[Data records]
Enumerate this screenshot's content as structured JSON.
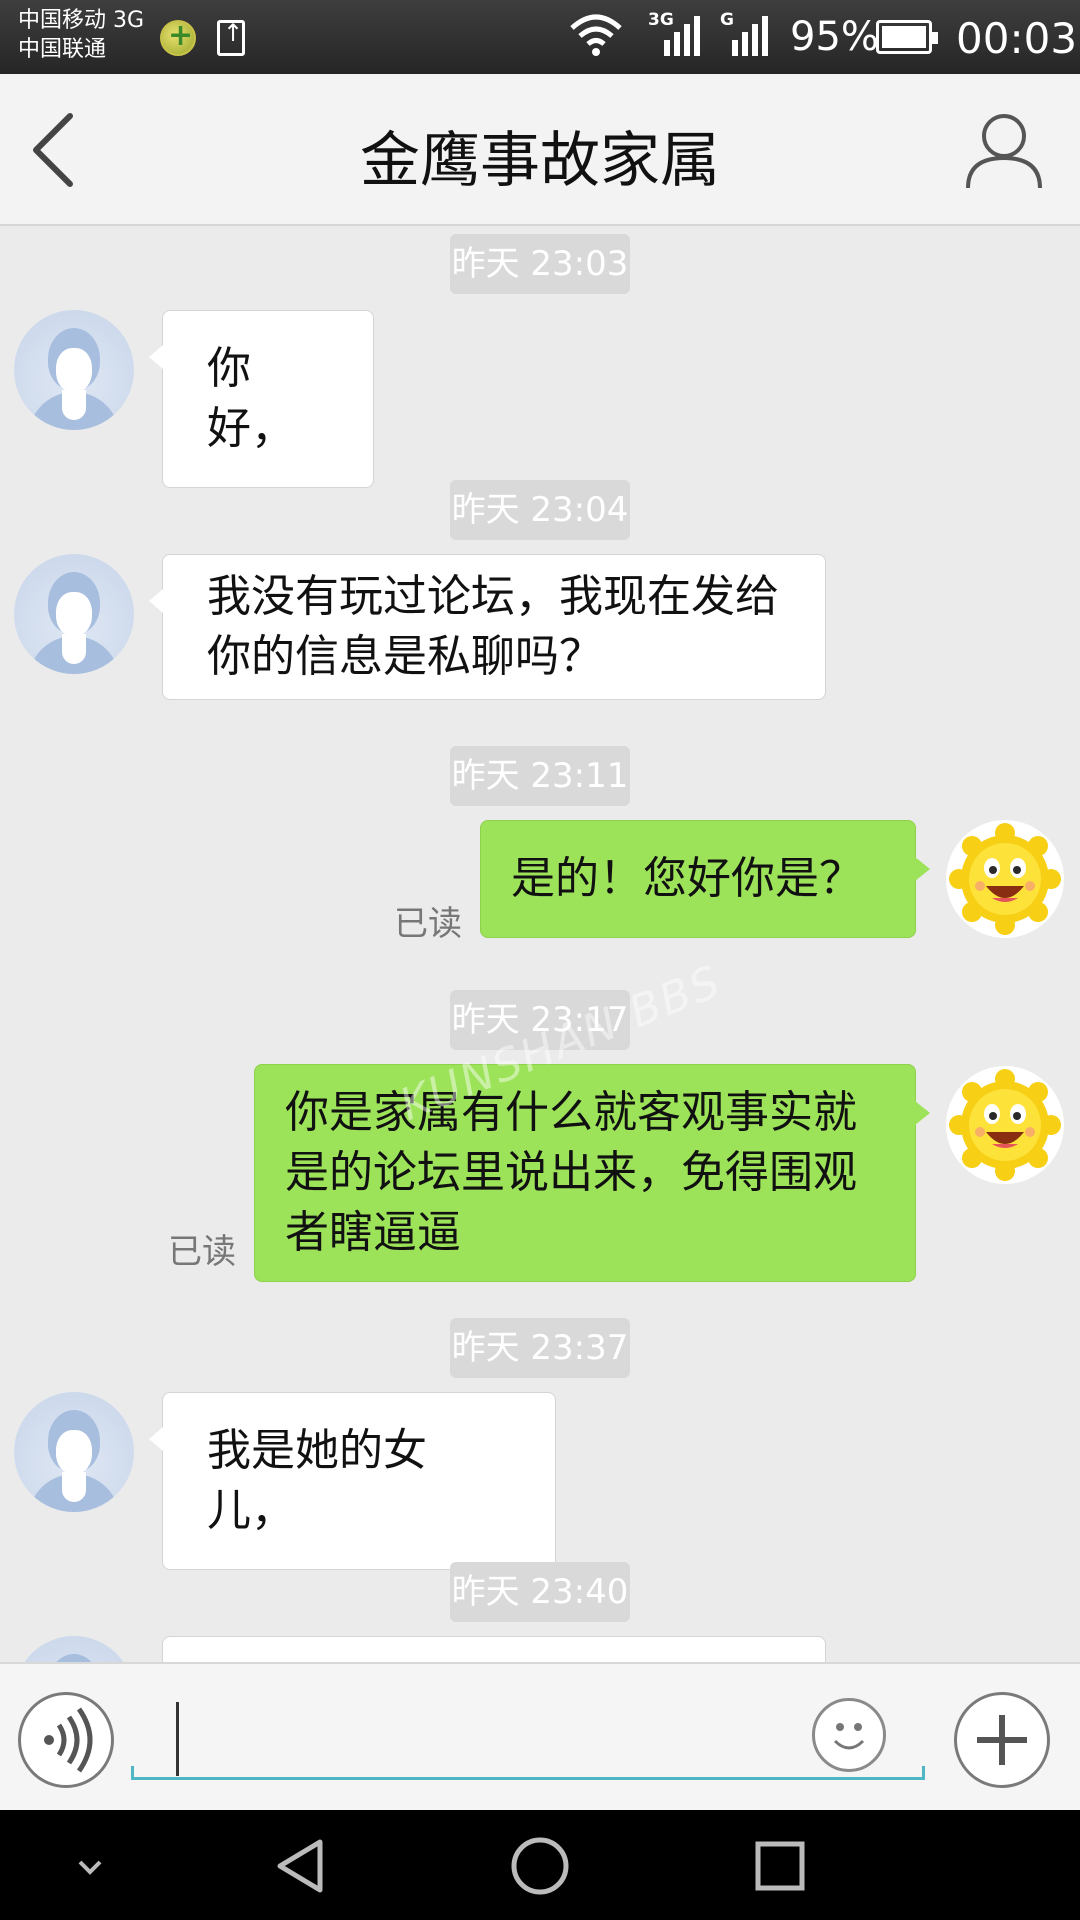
{
  "status_bar": {
    "carrier_1": "中国移动 3G",
    "carrier_2": "中国联通",
    "net_1": "3G",
    "net_2": "G",
    "battery": "95%",
    "time": "00:03",
    "icons": [
      "app-badge-icon",
      "upload-icon",
      "wifi-icon",
      "signal-icon",
      "battery-icon"
    ]
  },
  "header": {
    "title": "金鹰事故家属"
  },
  "chat": {
    "timestamps": [
      "昨天 23:03",
      "昨天 23:04",
      "昨天 23:11",
      "昨天 23:17",
      "昨天 23:37",
      "昨天 23:40"
    ],
    "messages": [
      {
        "direction": "in",
        "text": "你好，"
      },
      {
        "direction": "in",
        "lines": [
          "我没有玩过论坛，我现在发给",
          "你的信息是私聊吗？"
        ]
      },
      {
        "direction": "out",
        "text": "是的！您好你是？",
        "status": "已读"
      },
      {
        "direction": "out",
        "lines": [
          "你是家属有什么就客观事实就",
          "是的论坛里说出来，免得围观",
          "者瞎逼逼"
        ],
        "status": "已读"
      },
      {
        "direction": "in",
        "text": "我是她的女儿，"
      }
    ],
    "watermark": "KUNSHAN BBS",
    "colors": {
      "outgoing_bubble": "#9de35a",
      "incoming_bubble": "#ffffff",
      "background": "#ebebeb",
      "accent": "#4fb6c5"
    }
  },
  "input_bar": {
    "value": "",
    "icons": [
      "voice-icon",
      "emoji-icon",
      "plus-icon"
    ]
  },
  "nav_bar": {
    "icons": [
      "hide-keyboard-icon",
      "back-triangle-icon",
      "home-circle-icon",
      "recents-square-icon"
    ]
  }
}
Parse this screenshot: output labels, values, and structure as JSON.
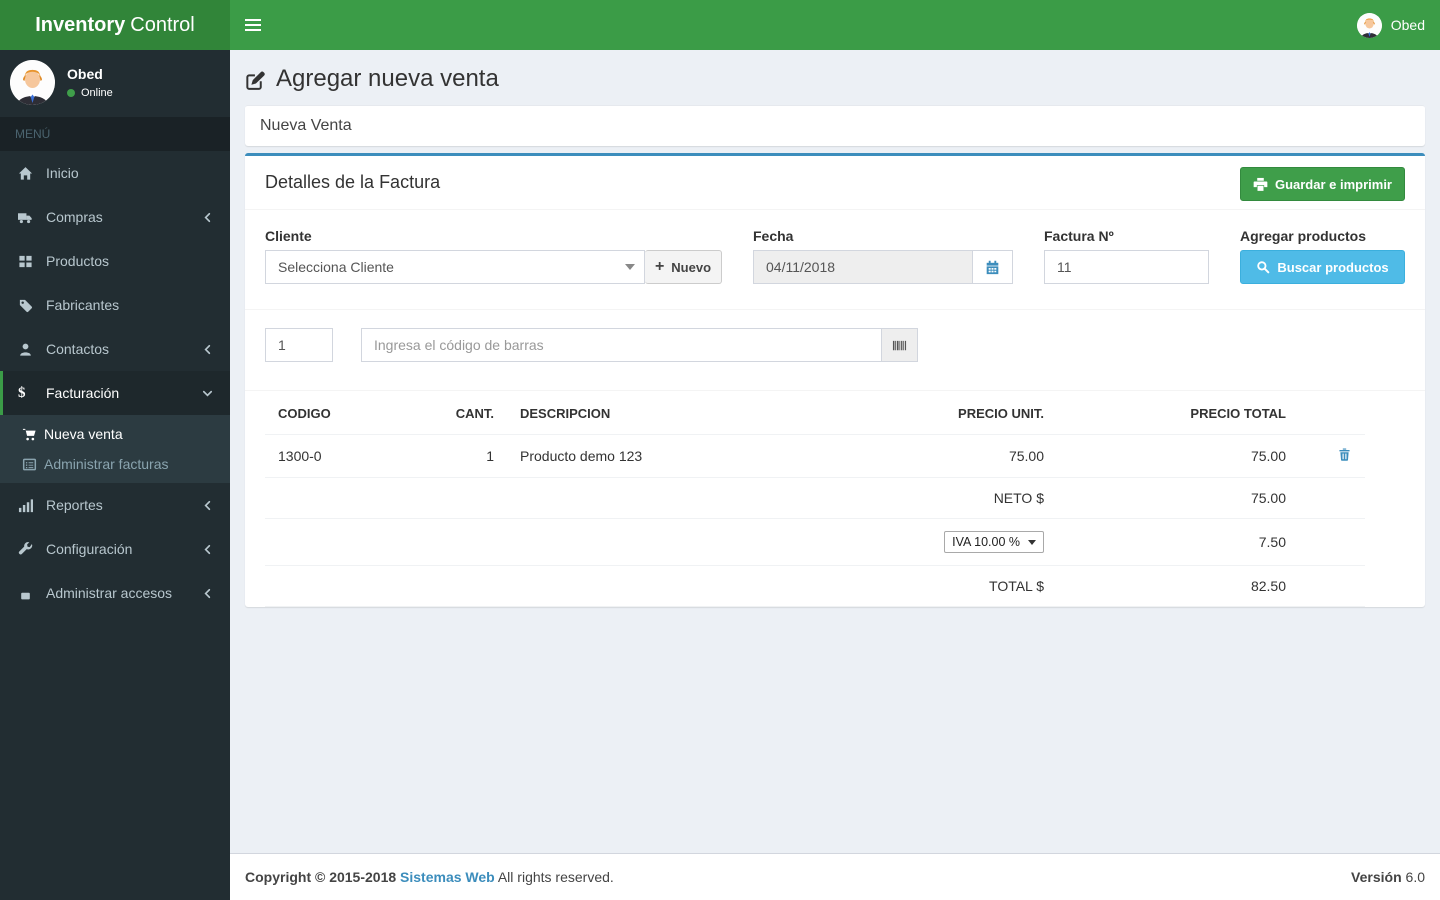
{
  "brand": {
    "bold": "Inventory",
    "normal": "Control"
  },
  "navbar": {
    "user_name": "Obed"
  },
  "sidebar": {
    "user": {
      "name": "Obed",
      "status": "Online"
    },
    "menu_header": "MENÚ",
    "items": [
      {
        "label": "Inicio",
        "icon": "home-icon"
      },
      {
        "label": "Compras",
        "icon": "truck-icon"
      },
      {
        "label": "Productos",
        "icon": "grid-icon"
      },
      {
        "label": "Fabricantes",
        "icon": "tag-icon"
      },
      {
        "label": "Contactos",
        "icon": "user-icon"
      },
      {
        "label": "Facturación",
        "icon": "dollar-icon",
        "active": true
      },
      {
        "label": "Reportes",
        "icon": "bar-chart-icon"
      },
      {
        "label": "Configuración",
        "icon": "wrench-icon"
      },
      {
        "label": "Administrar accesos",
        "icon": "lock-icon"
      }
    ],
    "submenu": [
      {
        "label": "Nueva venta",
        "icon": "cart-icon",
        "active": true
      },
      {
        "label": "Administrar facturas",
        "icon": "list-icon"
      }
    ],
    "dollar_glyph": "$"
  },
  "page": {
    "title": "Agregar nueva venta"
  },
  "box1": {
    "title": "Nueva Venta"
  },
  "invoice": {
    "section_title": "Detalles de la Factura",
    "save_button": "Guardar e imprimir",
    "fields": {
      "cliente_label": "Cliente",
      "cliente_value": "Selecciona Cliente",
      "nuevo_plus": "+",
      "nuevo_button": "Nuevo",
      "fecha_label": "Fecha",
      "fecha_value": "04/11/2018",
      "factura_label": "Factura Nº",
      "factura_value": "11",
      "agregar_label": "Agregar productos",
      "buscar_button": "Buscar productos"
    },
    "barcode": {
      "qty": "1",
      "placeholder": "Ingresa el código de barras"
    },
    "table": {
      "headers": [
        "CODIGO",
        "CANT.",
        "DESCRIPCION",
        "PRECIO UNIT.",
        "PRECIO TOTAL"
      ],
      "rows": [
        {
          "codigo": "1300-0",
          "cant": "1",
          "descripcion": "Producto demo 123",
          "precio_unit": "75.00",
          "precio_total": "75.00"
        }
      ],
      "neto_label": "NETO $",
      "neto_value": "75.00",
      "iva_selected": "IVA 10.00 %",
      "iva_value": "7.50",
      "total_label": "TOTAL $",
      "total_value": "82.50"
    }
  },
  "footer": {
    "copyright": "Copyright © 2015-2018",
    "link": "Sistemas Web",
    "rights": "All rights reserved.",
    "version_label": "Versión",
    "version_value": "6.0"
  }
}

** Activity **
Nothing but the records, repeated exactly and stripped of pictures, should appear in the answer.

** Reply **
Enumerate this screenshot's content as structured JSON.
{
  "status_bar": {
    "carrier_1": "中国移动 3G",
    "carrier_2": "中国联通",
    "net_1": "3G",
    "net_2": "G",
    "battery": "95%",
    "time": "00:03",
    "icons": [
      "app-badge-icon",
      "upload-icon",
      "wifi-icon",
      "signal-icon",
      "battery-icon"
    ]
  },
  "header": {
    "title": "金鹰事故家属"
  },
  "chat": {
    "timestamps": [
      "昨天 23:03",
      "昨天 23:04",
      "昨天 23:11",
      "昨天 23:17",
      "昨天 23:37",
      "昨天 23:40"
    ],
    "messages": [
      {
        "direction": "in",
        "text": "你好，"
      },
      {
        "direction": "in",
        "lines": [
          "我没有玩过论坛，我现在发给",
          "你的信息是私聊吗？"
        ]
      },
      {
        "direction": "out",
        "text": "是的！您好你是？",
        "status": "已读"
      },
      {
        "direction": "out",
        "lines": [
          "你是家属有什么就客观事实就",
          "是的论坛里说出来，免得围观",
          "者瞎逼逼"
        ],
        "status": "已读"
      },
      {
        "direction": "in",
        "text": "我是她的女儿，"
      }
    ],
    "watermark": "KUNSHAN BBS",
    "colors": {
      "outgoing_bubble": "#9de35a",
      "incoming_bubble": "#ffffff",
      "background": "#ebebeb",
      "accent": "#4fb6c5"
    }
  },
  "input_bar": {
    "value": "",
    "icons": [
      "voice-icon",
      "emoji-icon",
      "plus-icon"
    ]
  },
  "nav_bar": {
    "icons": [
      "hide-keyboard-icon",
      "back-triangle-icon",
      "home-circle-icon",
      "recents-square-icon"
    ]
  }
}
Parse this screenshot: output labels, values, and structure as JSON.
{
  "brand": {
    "bold": "Inventory",
    "normal": "Control"
  },
  "navbar": {
    "user_name": "Obed"
  },
  "sidebar": {
    "user": {
      "name": "Obed",
      "status": "Online"
    },
    "menu_header": "MENÚ",
    "items": [
      {
        "label": "Inicio",
        "icon": "home-icon"
      },
      {
        "label": "Compras",
        "icon": "truck-icon"
      },
      {
        "label": "Productos",
        "icon": "grid-icon"
      },
      {
        "label": "Fabricantes",
        "icon": "tag-icon"
      },
      {
        "label": "Contactos",
        "icon": "user-icon"
      },
      {
        "label": "Facturación",
        "icon": "dollar-icon",
        "active": true
      },
      {
        "label": "Reportes",
        "icon": "bar-chart-icon"
      },
      {
        "label": "Configuración",
        "icon": "wrench-icon"
      },
      {
        "label": "Administrar accesos",
        "icon": "lock-icon"
      }
    ],
    "submenu": [
      {
        "label": "Nueva venta",
        "icon": "cart-icon",
        "active": true
      },
      {
        "label": "Administrar facturas",
        "icon": "list-icon"
      }
    ],
    "dollar_glyph": "$"
  },
  "page": {
    "title": "Agregar nueva venta"
  },
  "box1": {
    "title": "Nueva Venta"
  },
  "invoice": {
    "section_title": "Detalles de la Factura",
    "save_button": "Guardar e imprimir",
    "fields": {
      "cliente_label": "Cliente",
      "cliente_value": "Selecciona Cliente",
      "nuevo_plus": "+",
      "nuevo_button": "Nuevo",
      "fecha_label": "Fecha",
      "fecha_value": "04/11/2018",
      "factura_label": "Factura Nº",
      "factura_value": "11",
      "agregar_label": "Agregar productos",
      "buscar_button": "Buscar productos"
    },
    "barcode": {
      "qty": "1",
      "placeholder": "Ingresa el código de barras"
    },
    "table": {
      "headers": [
        "CODIGO",
        "CANT.",
        "DESCRIPCION",
        "PRECIO UNIT.",
        "PRECIO TOTAL"
      ],
      "rows": [
        {
          "codigo": "1300-0",
          "cant": "1",
          "descripcion": "Producto demo 123",
          "precio_unit": "75.00",
          "precio_total": "75.00"
        }
      ],
      "neto_label": "NETO $",
      "neto_value": "75.00",
      "iva_selected": "IVA 10.00 %",
      "iva_value": "7.50",
      "total_label": "TOTAL $",
      "total_value": "82.50"
    }
  },
  "footer": {
    "copyright": "Copyright © 2015-2018",
    "link": "Sistemas Web",
    "rights": "All rights reserved.",
    "version_label": "Versión",
    "version_value": "6.0"
  }
}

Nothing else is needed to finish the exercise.